◆ **Work task**
Copy out the listing beneath, missing nothing.
━━━ Material for this exercise ━━━
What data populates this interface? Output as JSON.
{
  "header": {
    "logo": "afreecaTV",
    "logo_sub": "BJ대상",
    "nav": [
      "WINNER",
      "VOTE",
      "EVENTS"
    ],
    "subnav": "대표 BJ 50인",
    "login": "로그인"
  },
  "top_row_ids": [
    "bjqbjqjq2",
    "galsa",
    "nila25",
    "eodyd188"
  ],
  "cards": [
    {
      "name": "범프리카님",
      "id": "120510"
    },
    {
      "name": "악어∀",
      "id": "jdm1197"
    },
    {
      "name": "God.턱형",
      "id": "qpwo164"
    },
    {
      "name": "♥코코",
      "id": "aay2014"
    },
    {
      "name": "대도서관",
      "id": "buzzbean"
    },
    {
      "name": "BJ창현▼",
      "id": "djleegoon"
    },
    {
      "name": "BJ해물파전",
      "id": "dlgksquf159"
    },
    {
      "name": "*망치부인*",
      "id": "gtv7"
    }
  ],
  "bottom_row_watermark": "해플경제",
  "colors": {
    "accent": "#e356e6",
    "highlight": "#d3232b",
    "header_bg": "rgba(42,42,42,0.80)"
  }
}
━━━
◆ **Exercise result**
What data populates this interface? Output as JSON.
{
  "header": {
    "logo": "afreecaTV",
    "logo_sub": "BJ대상",
    "nav": [
      "WINNER",
      "VOTE",
      "EVENTS"
    ],
    "subnav": "대표 BJ 50인",
    "login": "로그인"
  },
  "top_row_ids": [
    "bjqbjqjq2",
    "galsa",
    "nila25",
    "eodyd188"
  ],
  "cards": [
    {
      "name": "범프리카님",
      "id": "120510"
    },
    {
      "name": "악어∀",
      "id": "jdm1197"
    },
    {
      "name": "God.턱형",
      "id": "qpwo164"
    },
    {
      "name": "♥코코",
      "id": "aay2014"
    },
    {
      "name": "대도서관",
      "id": "buzzbean"
    },
    {
      "name": "BJ창현▼",
      "id": "djleegoon"
    },
    {
      "name": "BJ해물파전",
      "id": "dlgksquf159"
    },
    {
      "name": "*망치부인*",
      "id": "gtv7"
    }
  ],
  "bottom_row_watermark": "해플경제",
  "colors": {
    "accent": "#e356e6",
    "highlight": "#d3232b",
    "header_bg": "rgba(42,42,42,0.80)"
  }
}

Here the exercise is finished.